### Required work
Determine which lines of the records include the word "last", and copy them.

### Supplied records
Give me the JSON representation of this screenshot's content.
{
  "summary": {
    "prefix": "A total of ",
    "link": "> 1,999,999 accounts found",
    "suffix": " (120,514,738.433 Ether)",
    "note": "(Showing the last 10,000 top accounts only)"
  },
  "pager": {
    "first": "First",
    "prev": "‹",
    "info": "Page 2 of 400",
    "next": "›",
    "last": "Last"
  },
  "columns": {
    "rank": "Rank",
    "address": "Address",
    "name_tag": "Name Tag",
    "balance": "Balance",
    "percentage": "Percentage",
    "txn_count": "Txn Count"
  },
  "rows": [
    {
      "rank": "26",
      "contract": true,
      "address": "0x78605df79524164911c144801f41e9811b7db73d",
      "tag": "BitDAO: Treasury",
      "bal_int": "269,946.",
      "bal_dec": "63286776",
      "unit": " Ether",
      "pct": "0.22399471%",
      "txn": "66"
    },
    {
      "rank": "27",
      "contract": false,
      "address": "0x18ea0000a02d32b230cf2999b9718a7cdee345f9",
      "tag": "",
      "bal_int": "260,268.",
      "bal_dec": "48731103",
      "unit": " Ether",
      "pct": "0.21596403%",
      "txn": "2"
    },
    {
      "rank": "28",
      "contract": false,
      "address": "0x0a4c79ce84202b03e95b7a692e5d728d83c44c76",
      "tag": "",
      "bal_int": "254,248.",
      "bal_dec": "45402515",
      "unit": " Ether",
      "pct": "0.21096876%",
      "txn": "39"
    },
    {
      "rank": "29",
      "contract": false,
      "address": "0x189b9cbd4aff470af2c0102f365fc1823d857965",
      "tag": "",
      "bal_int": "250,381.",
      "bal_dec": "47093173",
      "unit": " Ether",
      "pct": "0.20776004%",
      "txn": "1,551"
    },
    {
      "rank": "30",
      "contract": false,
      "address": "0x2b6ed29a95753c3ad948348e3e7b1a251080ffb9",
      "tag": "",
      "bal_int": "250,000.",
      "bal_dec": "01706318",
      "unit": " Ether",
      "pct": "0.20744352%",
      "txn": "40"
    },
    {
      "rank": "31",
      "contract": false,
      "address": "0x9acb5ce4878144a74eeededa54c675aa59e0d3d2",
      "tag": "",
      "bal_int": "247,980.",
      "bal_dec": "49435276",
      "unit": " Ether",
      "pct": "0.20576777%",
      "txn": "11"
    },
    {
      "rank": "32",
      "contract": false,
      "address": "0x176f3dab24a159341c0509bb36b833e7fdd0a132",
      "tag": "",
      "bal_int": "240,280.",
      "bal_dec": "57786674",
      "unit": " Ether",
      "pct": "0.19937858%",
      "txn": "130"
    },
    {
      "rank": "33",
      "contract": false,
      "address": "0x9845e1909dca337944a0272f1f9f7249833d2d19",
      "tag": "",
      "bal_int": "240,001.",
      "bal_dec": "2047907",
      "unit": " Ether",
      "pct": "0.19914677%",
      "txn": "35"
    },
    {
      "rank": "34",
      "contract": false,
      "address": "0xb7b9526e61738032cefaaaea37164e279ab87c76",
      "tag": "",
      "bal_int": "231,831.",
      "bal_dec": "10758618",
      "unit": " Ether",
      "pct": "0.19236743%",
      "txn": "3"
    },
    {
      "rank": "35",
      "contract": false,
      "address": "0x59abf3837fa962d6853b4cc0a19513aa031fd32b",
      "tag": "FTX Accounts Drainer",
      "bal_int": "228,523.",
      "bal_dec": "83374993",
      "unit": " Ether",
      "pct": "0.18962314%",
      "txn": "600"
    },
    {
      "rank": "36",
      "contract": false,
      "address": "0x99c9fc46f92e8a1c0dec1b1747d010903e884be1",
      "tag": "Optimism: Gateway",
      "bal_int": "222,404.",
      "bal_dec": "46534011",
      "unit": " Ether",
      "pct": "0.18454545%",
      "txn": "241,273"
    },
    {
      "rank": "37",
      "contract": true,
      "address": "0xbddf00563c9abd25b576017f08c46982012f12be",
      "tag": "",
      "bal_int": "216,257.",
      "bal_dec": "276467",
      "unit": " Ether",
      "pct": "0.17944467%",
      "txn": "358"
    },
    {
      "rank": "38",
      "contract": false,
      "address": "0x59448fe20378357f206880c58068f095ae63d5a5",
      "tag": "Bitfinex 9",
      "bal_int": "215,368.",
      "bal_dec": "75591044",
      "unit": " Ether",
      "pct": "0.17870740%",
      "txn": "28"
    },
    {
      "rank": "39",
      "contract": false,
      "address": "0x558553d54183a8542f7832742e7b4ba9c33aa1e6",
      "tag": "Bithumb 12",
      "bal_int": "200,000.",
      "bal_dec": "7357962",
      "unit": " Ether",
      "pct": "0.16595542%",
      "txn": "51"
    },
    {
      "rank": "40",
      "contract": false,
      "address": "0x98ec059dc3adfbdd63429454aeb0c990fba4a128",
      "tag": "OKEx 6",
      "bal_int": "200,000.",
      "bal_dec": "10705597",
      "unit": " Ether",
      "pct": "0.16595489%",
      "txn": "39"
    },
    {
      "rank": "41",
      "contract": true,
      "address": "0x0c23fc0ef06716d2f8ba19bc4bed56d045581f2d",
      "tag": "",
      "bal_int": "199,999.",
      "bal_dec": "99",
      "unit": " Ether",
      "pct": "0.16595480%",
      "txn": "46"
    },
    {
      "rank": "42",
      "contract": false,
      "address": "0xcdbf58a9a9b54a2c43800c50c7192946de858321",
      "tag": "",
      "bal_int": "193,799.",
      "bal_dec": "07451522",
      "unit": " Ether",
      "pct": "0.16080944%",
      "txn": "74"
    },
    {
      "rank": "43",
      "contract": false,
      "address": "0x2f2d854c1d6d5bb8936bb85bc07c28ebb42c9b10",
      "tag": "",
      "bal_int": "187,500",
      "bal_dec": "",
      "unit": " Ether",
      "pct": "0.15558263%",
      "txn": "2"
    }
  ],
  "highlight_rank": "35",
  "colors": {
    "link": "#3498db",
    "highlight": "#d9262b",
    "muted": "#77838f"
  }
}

### Answer to this problem
    "note": "(Showing the last 10,000 top accounts only)"
    "last": "Last"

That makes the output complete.